Your goal:
Set down the whole listing below exactly, without pictures.

Provided records:
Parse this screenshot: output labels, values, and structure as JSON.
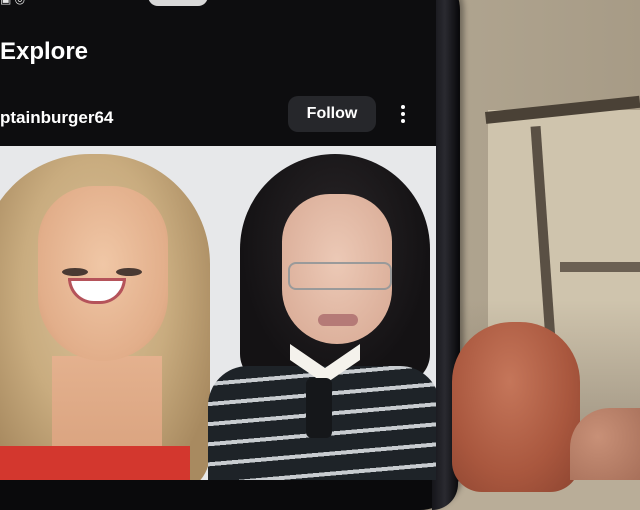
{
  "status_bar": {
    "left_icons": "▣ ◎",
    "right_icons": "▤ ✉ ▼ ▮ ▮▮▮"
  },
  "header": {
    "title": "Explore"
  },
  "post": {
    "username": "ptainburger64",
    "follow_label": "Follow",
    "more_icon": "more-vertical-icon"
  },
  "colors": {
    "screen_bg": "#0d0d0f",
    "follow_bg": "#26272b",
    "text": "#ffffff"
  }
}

Answer to this exercise:
Parse this screenshot: output labels, values, and structure as JSON.
{
  "status_bar": {
    "left_icons": "▣ ◎",
    "right_icons": "▤ ✉ ▼ ▮ ▮▮▮"
  },
  "header": {
    "title": "Explore"
  },
  "post": {
    "username": "ptainburger64",
    "follow_label": "Follow",
    "more_icon": "more-vertical-icon"
  },
  "colors": {
    "screen_bg": "#0d0d0f",
    "follow_bg": "#26272b",
    "text": "#ffffff"
  }
}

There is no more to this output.